REACH, which deals with chemicals rather than processes or environmental media, is “not the tool to deal with mixtures necessarily,” Kortenkamp said. REACH (Regulation No. 1907/2006) stands for the registration, evaluation, and authorization of chemicals.
However, Christian Schaible, chemical policy officer at the European Environmental Bureau, a consortium of green groups, said the requirement under REACH that the most hazardous chemicals can only be used if specific authorizations are granted offers “an entry point to deal with cocktail effects.”
Assessment of combination effects could be included at the authorization stage, with authorizations allowed only if users of chemicals can demonstrate they adequately control the risks, Schaible said.
Regarding endocrine disruptors, or substances that disrupt the hormone systems of humans or animals, Hennon said the Commission already is committed under several pieces of legislation to take steps toward tighter regulation.

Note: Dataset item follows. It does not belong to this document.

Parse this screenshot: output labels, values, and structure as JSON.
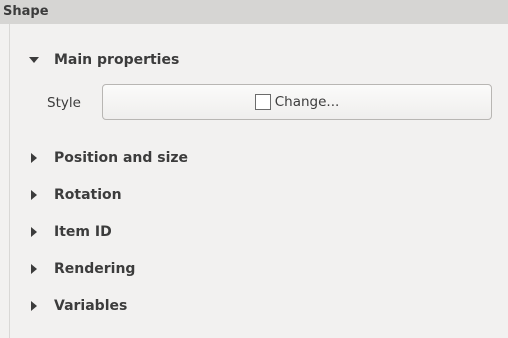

Under REACH, the Commission is required to review by June 2013 how the rules on the authorization of endocrine disruptors are applied, while under both the Plant Protection Products Regulation ((EC) No. 1107/2009) and the Biocides Regulation (35 INER 96, 02/01/2012), the Commission must develop by December 2013 criteria for the identification of endocrine disruptors (35 INER 96, 2/1/12).
Hennon added that the Commission also will update its strategy on endocrine disruptors this year. That strategy has been in place since 1999 and is mainly aimed at listing suspected endocrine disruptors (35 INER 184, 2/29/12).
A Commission conference on June 11-12 will “provide input for the review” of the strategy, Hennon said.
One idea that has been proposed is that a regulatory class of endocrine disruptor should be created, allowing easier regulation of the substances under legislation such as REACH.
At present, endocrine disruptors can be proposed for bans under REACH if they are considered to be of “equivalent concern” to classes of chemicals slated for potential usage limitations under the legislation, such as substances classified as carcinogenic, mutagenic, or reprotoxic.
Regarding nanosubstances, Hennon said a strategy paper “on the regulatory aspects of nanomaterials will come out in the coming months” but gave no further details.
The paper will follow a regulatory definition of a nanosubstance published by the Commission in October 2011, which is expected to open the way for nano-specific provisions in chemical legislation (34 INER 1000, 10/26/11).
Under REACH, nanosubstances are currently treated the same as the same substance at standard scale, and are subject to the REACH registration requirement if manufactured or imported in annual volumes of one metric ton or more.
The European Chemicals Agency April 30 published nanosubstance-specific appendices to guidance on information requirements and chemical safety assessments under REACH.
These contain nonbinding recommendations on the information on substance properties that should be included in REACH registration dossiers covering nanosubstances.
The European Parliament previously has called for nanosubstances to be more tightly regulated on the basis that they present more risks than the same substances at standard scale (32 INER 307, 4/15/09).
The European Commission web page on the combination effects of chemicals is available at http://ec.europa.eu/environment/chemicals/effects.htm.
The Commission endocrine disruptors web page is available at http://ec.europa.eu/environment/endocrine/index_en.htm.
European Chemicals Agency guidance on information requirements and chemical safety assessments under REACH is available at http://echa.europa.eu/web/guest/guidance-documents/guidance-on-information-requirements-and-chemical-safety-assessment. Scroll down for nano-specific appendices.